EXERCISE: Which lines of the entries below include "bytes"? List them all.

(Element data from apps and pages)

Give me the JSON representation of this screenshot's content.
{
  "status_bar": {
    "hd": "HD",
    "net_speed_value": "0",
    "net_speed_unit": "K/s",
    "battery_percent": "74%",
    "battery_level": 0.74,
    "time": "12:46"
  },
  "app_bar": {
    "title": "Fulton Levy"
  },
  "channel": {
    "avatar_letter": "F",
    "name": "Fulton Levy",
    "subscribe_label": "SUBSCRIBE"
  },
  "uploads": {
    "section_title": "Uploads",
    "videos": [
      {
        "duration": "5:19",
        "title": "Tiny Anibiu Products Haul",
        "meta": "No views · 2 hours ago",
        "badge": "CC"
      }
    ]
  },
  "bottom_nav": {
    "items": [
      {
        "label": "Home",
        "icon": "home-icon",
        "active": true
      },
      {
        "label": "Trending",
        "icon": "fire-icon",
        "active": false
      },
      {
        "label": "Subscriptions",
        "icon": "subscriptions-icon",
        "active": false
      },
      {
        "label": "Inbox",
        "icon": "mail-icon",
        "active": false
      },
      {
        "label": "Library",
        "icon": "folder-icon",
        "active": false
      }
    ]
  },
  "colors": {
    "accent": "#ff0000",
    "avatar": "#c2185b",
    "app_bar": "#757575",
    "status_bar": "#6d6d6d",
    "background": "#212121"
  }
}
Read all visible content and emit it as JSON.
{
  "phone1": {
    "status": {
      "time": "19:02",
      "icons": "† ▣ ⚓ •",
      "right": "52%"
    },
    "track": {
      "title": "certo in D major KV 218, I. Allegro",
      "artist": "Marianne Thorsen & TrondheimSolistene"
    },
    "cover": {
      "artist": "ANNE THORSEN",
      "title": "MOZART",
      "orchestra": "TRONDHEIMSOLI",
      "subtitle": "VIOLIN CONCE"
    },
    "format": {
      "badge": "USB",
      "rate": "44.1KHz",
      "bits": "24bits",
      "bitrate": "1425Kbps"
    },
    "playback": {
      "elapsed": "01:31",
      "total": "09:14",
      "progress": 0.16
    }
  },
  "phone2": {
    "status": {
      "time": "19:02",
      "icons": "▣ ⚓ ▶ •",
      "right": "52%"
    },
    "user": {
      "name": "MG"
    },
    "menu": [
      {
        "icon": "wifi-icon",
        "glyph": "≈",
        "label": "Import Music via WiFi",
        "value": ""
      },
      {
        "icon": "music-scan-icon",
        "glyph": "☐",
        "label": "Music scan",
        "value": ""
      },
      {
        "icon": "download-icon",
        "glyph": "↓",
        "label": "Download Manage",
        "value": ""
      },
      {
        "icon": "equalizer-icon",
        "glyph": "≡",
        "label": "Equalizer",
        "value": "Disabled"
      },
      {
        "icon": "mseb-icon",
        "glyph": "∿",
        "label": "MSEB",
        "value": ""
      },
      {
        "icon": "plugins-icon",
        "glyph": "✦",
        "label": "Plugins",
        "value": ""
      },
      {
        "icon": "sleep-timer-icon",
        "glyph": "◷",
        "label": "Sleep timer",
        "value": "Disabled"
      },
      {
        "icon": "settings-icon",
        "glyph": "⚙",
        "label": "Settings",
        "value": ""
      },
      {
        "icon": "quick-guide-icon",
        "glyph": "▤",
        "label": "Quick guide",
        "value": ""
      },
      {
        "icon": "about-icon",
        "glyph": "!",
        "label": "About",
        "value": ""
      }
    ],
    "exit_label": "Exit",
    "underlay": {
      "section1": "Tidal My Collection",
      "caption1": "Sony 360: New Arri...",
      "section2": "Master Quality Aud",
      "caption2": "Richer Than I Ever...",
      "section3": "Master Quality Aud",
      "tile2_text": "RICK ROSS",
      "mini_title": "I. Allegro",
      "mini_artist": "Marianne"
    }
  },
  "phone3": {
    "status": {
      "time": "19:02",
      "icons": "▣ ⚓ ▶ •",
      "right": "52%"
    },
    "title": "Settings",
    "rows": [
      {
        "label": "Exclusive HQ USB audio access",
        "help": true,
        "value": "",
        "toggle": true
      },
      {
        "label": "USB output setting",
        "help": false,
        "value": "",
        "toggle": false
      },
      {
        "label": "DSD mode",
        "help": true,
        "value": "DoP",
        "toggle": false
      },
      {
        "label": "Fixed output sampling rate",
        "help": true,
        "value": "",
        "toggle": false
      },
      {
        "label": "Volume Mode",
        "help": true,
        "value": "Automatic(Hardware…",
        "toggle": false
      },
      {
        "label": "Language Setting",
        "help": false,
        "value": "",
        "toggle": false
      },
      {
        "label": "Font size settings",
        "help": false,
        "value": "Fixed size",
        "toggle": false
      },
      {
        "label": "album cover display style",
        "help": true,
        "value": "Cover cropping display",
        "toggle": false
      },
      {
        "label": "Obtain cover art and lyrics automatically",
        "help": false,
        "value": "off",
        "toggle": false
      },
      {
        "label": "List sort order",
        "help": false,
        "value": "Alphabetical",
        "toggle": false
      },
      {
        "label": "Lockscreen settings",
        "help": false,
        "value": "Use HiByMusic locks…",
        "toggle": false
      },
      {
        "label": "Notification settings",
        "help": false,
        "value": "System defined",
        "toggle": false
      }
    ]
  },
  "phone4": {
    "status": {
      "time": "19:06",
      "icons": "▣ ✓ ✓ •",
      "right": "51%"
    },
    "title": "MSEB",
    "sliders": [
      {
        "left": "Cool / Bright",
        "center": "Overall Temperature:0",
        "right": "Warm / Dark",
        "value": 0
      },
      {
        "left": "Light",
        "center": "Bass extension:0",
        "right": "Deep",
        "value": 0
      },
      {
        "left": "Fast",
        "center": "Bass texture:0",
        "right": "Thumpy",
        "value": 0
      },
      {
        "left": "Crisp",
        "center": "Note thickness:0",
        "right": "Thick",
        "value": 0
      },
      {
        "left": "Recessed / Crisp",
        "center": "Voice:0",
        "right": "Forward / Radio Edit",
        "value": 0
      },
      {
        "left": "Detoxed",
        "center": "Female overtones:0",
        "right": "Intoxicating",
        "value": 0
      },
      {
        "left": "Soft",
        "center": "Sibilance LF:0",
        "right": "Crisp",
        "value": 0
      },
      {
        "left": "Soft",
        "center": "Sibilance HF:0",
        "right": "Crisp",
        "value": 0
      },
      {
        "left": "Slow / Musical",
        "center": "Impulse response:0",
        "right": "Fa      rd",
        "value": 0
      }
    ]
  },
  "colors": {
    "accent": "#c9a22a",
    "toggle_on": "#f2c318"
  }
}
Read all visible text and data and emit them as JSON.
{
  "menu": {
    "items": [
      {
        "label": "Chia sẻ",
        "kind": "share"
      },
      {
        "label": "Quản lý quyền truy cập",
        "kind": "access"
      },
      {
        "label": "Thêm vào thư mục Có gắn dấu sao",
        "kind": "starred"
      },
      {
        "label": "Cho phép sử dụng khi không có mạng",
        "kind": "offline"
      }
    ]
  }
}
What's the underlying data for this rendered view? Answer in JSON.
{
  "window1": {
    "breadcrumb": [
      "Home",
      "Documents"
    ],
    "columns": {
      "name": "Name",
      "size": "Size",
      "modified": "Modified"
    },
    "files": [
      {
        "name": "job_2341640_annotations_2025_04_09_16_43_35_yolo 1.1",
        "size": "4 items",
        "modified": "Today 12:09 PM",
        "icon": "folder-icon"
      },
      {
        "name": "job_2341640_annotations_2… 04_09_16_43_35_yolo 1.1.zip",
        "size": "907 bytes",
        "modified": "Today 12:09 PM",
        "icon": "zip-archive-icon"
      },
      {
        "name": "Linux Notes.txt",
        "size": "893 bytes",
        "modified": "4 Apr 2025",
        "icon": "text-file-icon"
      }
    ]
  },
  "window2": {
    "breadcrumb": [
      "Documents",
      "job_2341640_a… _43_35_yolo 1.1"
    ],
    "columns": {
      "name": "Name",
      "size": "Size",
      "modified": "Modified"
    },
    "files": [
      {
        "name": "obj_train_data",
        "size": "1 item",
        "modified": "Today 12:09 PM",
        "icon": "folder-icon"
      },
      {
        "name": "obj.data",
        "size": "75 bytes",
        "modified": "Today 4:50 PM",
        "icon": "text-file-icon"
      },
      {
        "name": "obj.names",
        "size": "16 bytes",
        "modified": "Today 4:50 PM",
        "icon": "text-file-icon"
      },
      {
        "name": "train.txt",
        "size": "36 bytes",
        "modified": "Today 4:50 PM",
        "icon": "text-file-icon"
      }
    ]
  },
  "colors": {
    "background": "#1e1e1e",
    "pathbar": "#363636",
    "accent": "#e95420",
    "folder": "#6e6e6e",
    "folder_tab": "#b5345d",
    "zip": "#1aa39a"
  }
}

EXERCISE RESPONSE:
        "size": "907 bytes",
        "size": "893 bytes",
        "size": "75 bytes",
        "size": "16 bytes",
        "size": "36 bytes",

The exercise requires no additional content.